> About this exercise
Type out the entries again, matching each one exactly.

> Entries shown
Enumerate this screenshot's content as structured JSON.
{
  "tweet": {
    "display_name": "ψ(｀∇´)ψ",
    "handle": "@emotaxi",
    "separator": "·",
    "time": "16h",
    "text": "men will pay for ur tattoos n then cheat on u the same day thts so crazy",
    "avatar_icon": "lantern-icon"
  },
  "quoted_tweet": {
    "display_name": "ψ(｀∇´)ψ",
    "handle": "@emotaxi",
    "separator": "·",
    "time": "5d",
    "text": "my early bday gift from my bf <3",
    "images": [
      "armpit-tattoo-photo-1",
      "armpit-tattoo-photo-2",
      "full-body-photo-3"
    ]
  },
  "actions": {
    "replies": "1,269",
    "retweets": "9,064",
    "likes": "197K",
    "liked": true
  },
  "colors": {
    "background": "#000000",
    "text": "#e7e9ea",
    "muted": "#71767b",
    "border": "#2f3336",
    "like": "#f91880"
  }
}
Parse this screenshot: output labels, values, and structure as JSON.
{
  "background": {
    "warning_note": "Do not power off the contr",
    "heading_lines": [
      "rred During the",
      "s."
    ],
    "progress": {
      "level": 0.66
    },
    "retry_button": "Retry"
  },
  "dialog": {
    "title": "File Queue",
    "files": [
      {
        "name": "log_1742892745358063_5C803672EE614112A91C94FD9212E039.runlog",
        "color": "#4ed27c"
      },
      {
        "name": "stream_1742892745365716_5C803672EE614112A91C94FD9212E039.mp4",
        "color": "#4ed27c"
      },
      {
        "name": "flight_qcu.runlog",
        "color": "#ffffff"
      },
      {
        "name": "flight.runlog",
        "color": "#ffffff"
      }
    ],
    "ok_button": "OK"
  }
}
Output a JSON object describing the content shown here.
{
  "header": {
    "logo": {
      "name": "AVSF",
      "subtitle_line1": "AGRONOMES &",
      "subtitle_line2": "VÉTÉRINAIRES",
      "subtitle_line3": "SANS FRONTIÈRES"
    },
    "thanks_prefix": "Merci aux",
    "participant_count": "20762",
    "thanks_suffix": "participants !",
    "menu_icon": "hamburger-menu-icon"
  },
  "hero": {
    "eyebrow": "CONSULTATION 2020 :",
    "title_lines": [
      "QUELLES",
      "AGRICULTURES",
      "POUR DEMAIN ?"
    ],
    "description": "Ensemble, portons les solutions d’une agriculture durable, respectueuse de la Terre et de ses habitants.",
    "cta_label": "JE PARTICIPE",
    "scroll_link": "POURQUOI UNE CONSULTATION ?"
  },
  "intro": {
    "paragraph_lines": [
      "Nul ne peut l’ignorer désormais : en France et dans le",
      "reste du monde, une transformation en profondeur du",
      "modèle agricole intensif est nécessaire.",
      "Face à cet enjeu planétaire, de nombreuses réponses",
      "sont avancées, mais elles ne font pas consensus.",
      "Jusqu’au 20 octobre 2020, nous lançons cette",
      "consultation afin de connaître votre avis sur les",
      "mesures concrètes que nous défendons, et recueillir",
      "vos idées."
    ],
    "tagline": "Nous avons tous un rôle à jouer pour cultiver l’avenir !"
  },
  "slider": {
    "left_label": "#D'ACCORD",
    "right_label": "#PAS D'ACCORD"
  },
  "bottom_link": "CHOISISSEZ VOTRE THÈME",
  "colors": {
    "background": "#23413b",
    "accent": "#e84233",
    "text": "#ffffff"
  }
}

> Exercise output
Enumerate this screenshot's content as structured JSON.
{
  "tweet": {
    "display_name": "ψ(｀∇´)ψ",
    "handle": "@emotaxi",
    "separator": "·",
    "time": "16h",
    "text": "men will pay for ur tattoos n then cheat on u the same day thts so crazy",
    "avatar_icon": "lantern-icon"
  },
  "quoted_tweet": {
    "display_name": "ψ(｀∇´)ψ",
    "handle": "@emotaxi",
    "separator": "·",
    "time": "5d",
    "text": "my early bday gift from my bf <3",
    "images": [
      "armpit-tattoo-photo-1",
      "armpit-tattoo-photo-2",
      "full-body-photo-3"
    ]
  },
  "actions": {
    "replies": "1,269",
    "retweets": "9,064",
    "likes": "197K",
    "liked": true
  },
  "colors": {
    "background": "#000000",
    "text": "#e7e9ea",
    "muted": "#71767b",
    "border": "#2f3336",
    "like": "#f91880"
  }
}
Parse this screenshot: output labels, values, and structure as JSON.
{
  "background": {
    "warning_note": "Do not power off the contr",
    "heading_lines": [
      "rred During the",
      "s."
    ],
    "progress": {
      "level": 0.66
    },
    "retry_button": "Retry"
  },
  "dialog": {
    "title": "File Queue",
    "files": [
      {
        "name": "log_1742892745358063_5C803672EE614112A91C94FD9212E039.runlog",
        "color": "#4ed27c"
      },
      {
        "name": "stream_1742892745365716_5C803672EE614112A91C94FD9212E039.mp4",
        "color": "#4ed27c"
      },
      {
        "name": "flight_qcu.runlog",
        "color": "#ffffff"
      },
      {
        "name": "flight.runlog",
        "color": "#ffffff"
      }
    ],
    "ok_button": "OK"
  }
}
Output a JSON object describing the content shown here.
{
  "header": {
    "logo": {
      "name": "AVSF",
      "subtitle_line1": "AGRONOMES &",
      "subtitle_line2": "VÉTÉRINAIRES",
      "subtitle_line3": "SANS FRONTIÈRES"
    },
    "thanks_prefix": "Merci aux",
    "participant_count": "20762",
    "thanks_suffix": "participants !",
    "menu_icon": "hamburger-menu-icon"
  },
  "hero": {
    "eyebrow": "CONSULTATION 2020 :",
    "title_lines": [
      "QUELLES",
      "AGRICULTURES",
      "POUR DEMAIN ?"
    ],
    "description": "Ensemble, portons les solutions d’une agriculture durable, respectueuse de la Terre et de ses habitants.",
    "cta_label": "JE PARTICIPE",
    "scroll_link": "POURQUOI UNE CONSULTATION ?"
  },
  "intro": {
    "paragraph_lines": [
      "Nul ne peut l’ignorer désormais : en France et dans le",
      "reste du monde, une transformation en profondeur du",
      "modèle agricole intensif est nécessaire.",
      "Face à cet enjeu planétaire, de nombreuses réponses",
      "sont avancées, mais elles ne font pas consensus.",
      "Jusqu’au 20 octobre 2020, nous lançons cette",
      "consultation afin de connaître votre avis sur les",
      "mesures concrètes que nous défendons, et recueillir",
      "vos idées."
    ],
    "tagline": "Nous avons tous un rôle à jouer pour cultiver l’avenir !"
  },
  "slider": {
    "left_label": "#D'ACCORD",
    "right_label": "#PAS D'ACCORD"
  },
  "bottom_link": "CHOISISSEZ VOTRE THÈME",
  "colors": {
    "background": "#23413b",
    "accent": "#e84233",
    "text": "#ffffff"
  }
}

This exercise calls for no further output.